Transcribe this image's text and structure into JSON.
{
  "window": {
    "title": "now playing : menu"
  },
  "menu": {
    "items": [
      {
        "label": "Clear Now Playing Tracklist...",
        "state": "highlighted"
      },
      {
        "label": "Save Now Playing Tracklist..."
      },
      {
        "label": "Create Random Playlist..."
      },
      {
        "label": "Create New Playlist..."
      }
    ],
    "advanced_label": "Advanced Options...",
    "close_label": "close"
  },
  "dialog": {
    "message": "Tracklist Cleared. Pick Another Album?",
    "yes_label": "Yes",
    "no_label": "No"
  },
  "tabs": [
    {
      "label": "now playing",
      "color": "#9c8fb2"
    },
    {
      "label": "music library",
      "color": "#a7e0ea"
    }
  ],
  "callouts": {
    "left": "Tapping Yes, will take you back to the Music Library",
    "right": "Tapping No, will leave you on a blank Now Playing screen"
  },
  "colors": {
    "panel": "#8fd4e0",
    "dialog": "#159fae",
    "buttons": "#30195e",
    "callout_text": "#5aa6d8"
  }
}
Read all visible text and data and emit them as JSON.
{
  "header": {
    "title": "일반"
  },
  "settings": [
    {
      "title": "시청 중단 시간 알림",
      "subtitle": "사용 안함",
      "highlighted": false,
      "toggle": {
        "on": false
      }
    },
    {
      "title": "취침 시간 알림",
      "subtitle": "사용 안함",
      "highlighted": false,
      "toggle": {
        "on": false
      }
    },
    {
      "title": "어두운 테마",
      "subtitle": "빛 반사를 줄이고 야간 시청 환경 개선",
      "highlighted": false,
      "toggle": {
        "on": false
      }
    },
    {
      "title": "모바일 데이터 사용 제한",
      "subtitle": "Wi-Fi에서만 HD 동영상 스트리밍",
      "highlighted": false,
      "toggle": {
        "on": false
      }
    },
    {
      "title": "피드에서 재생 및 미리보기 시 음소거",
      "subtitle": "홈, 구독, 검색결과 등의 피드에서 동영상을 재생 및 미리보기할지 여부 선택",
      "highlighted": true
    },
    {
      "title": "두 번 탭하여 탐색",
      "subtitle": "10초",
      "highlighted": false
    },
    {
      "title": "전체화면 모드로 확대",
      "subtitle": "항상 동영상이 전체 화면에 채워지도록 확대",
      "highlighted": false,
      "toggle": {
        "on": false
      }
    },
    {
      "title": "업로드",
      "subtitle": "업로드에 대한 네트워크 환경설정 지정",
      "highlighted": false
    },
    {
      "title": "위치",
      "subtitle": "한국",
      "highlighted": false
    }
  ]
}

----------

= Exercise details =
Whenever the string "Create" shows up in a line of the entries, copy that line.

= Exercise answer =
        "label": "Create Random Playlist..."
        "label": "Create New Playlist..."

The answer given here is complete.